Lessons from the Transfiguration

Mark 9:2 begins a recording of the transfiguration of Jesus before Peter, James, and John. This story is also recorded in Matthew and Luke, and most of us are pretty familiar with this event. This event teaches about Christ’s authority and glory as well as the transformation we should go through as his followers.

What Can We Learn from the Transfiguration?


Jesus is in the presence of Moses and Elijah. Moses is the liberator of the Jews. He brought the law to the people. Elijah is one of the most powerful and dramatic prophets of the Old Testament – demonstrating God’s power and authority time and again. Even at the end of his life, Elijah does not die. Rather, he is taken up.

In the presence of these two individuals, Peter suggests the building of three tabernacles, but the voice of Heaven elevates Jesus above Moses and Elijah. There is room for only one tabernacle. In II Peter 1:16-17, Peter recalls this event and reaffirms the authority placed upon Jesus in this event.


Jesus is transformed on the mountain. His spiritual glory becomes visible to those with Him, and Mark even seems to struggle in describing this event. This visually reinforces Jesus’ role as God among us. (See also John 1.) God’s glory is revealed in Jesus.

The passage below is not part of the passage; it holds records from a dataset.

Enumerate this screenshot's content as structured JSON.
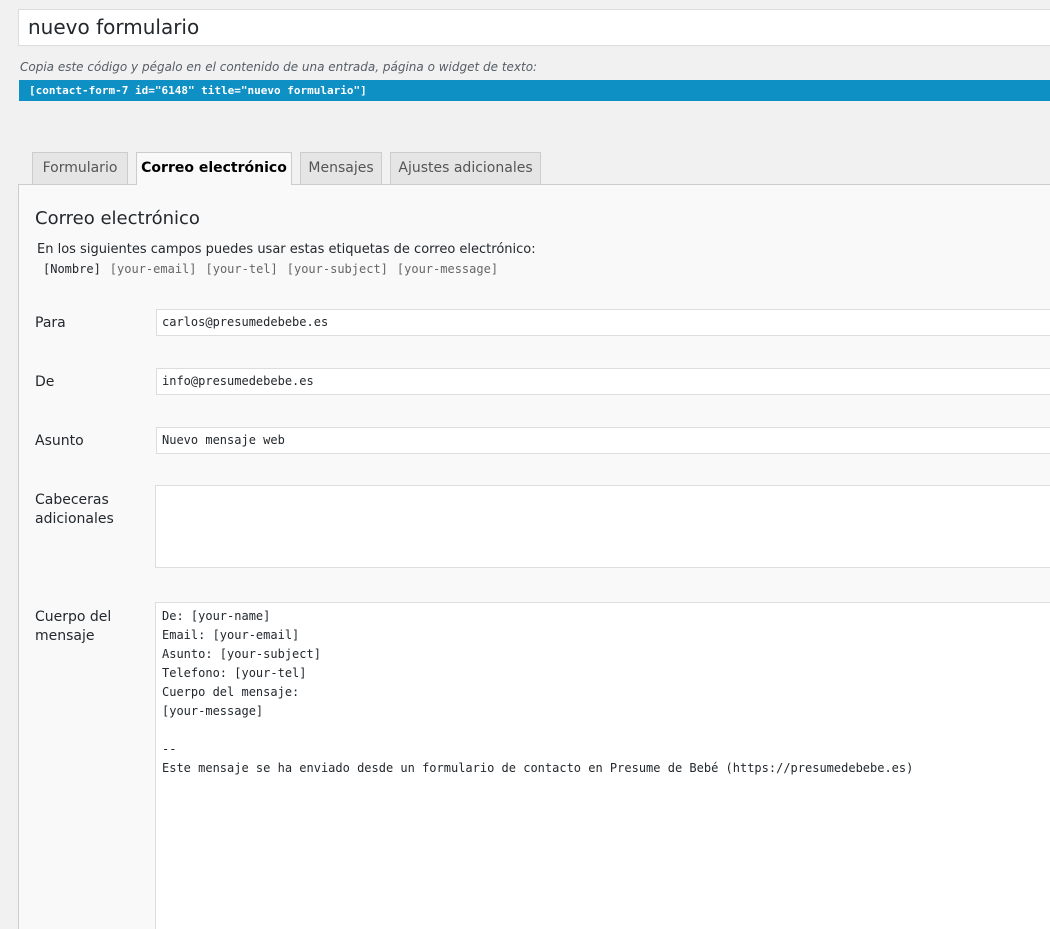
{
  "form_title": "nuevo formulario",
  "shortcode": {
    "description": "Copia este código y pégalo en el contenido de una entrada, página o widget de texto:",
    "code": "[contact-form-7 id=\"6148\" title=\"nuevo formulario\"]"
  },
  "tabs": [
    {
      "label": "Formulario",
      "active": false
    },
    {
      "label": "Correo electrónico",
      "active": true
    },
    {
      "label": "Mensajes",
      "active": false
    },
    {
      "label": "Ajustes adicionales",
      "active": false
    }
  ],
  "mail": {
    "heading": "Correo electrónico",
    "intro": "En los siguientes campos puedes usar estas etiquetas de correo electrónico:",
    "tags": [
      {
        "text": "[Nombre]",
        "used": true
      },
      {
        "text": "[your-email]",
        "used": false
      },
      {
        "text": "[your-tel]",
        "used": false
      },
      {
        "text": "[your-subject]",
        "used": false
      },
      {
        "text": "[your-message]",
        "used": false
      }
    ],
    "to": {
      "label": "Para",
      "value": "carlos@presumedebebe.es"
    },
    "from": {
      "label": "De",
      "value": "info@presumedebebe.es"
    },
    "subject": {
      "label": "Asunto",
      "value": "Nuevo mensaje web"
    },
    "headers": {
      "label_line1": "Cabeceras",
      "label_line2": "adicionales",
      "value": ""
    },
    "body": {
      "label_line1": "Cuerpo del",
      "label_line2": "mensaje",
      "lines": [
        "De: [your-name]",
        "Email: [your-email]",
        "Asunto: [your-subject]",
        "Telefono: [your-tel]",
        "Cuerpo del mensaje:",
        "[your-message]",
        "",
        "--",
        "Este mensaje se ha enviado desde un formulario de contacto en Presume de Bebé (https://presumedebebe.es)"
      ]
    }
  },
  "colors": {
    "shortcode_bar": "#0e90c5",
    "page_background": "#f1f1f1",
    "panel_background": "#f9f9f9"
  }
}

John 14:7-10 records Jesus equating Himself with the Father, and He claims that knowing Him is akin to knowing God the Father. Learning more about Jesus is learning more about God. In II Corinthians 4:6, Paul writes that Jesus is the light of God’s glory.

Our Own Transformation

II Peter 1:2-4 invites us to become partakers of God’s divine nature. As we learn more about Christ, we should become more like Him. Ephesians 2:19-22 describes Christians as growing into a temple of God – a place within God lives. To what extent do we allow God to live in us? In, Galatians 2:20, Paul describes himself as internally controlled by Jesus. He has remained unchanged physically, but his behaviors and attitudes are now more inline with what Christ would expect of His followers.

Finally, II Corinthians 3:7 contrasts the glory of the second covenant with the first, with the brilliance of the new covenant’s glory overwhelming that of the old. (This references Exodus 34:29-35 where Moses’ face would assume some of God’s glory after speaking with Him, requiring Moses to veil his face when speaking to others.) Paul uses veils to represent blindness in knowledge, but turning to God removes that veil. This culminates in verse 18 with us looking to God and the unfading reflection of His glory we should have within us – unhidden from those around us.


We can look at the glory of Jesus and God through His word, and our reflection of His glory should be growing every day. Jesus is elevated to a position of authority unattained by any other Bible figure, but, in all things, He remains dedicated to the will of the Father. He is unconcerned about worldly standards of success. He demonstrates kindness and concern toward others, regardless of external factors. Our lives should reflect that determination and these attitudes if we are reflecting Him in our lives with the goal of attaining that final transformation that will come on the last day.

lesson by Gary Fisher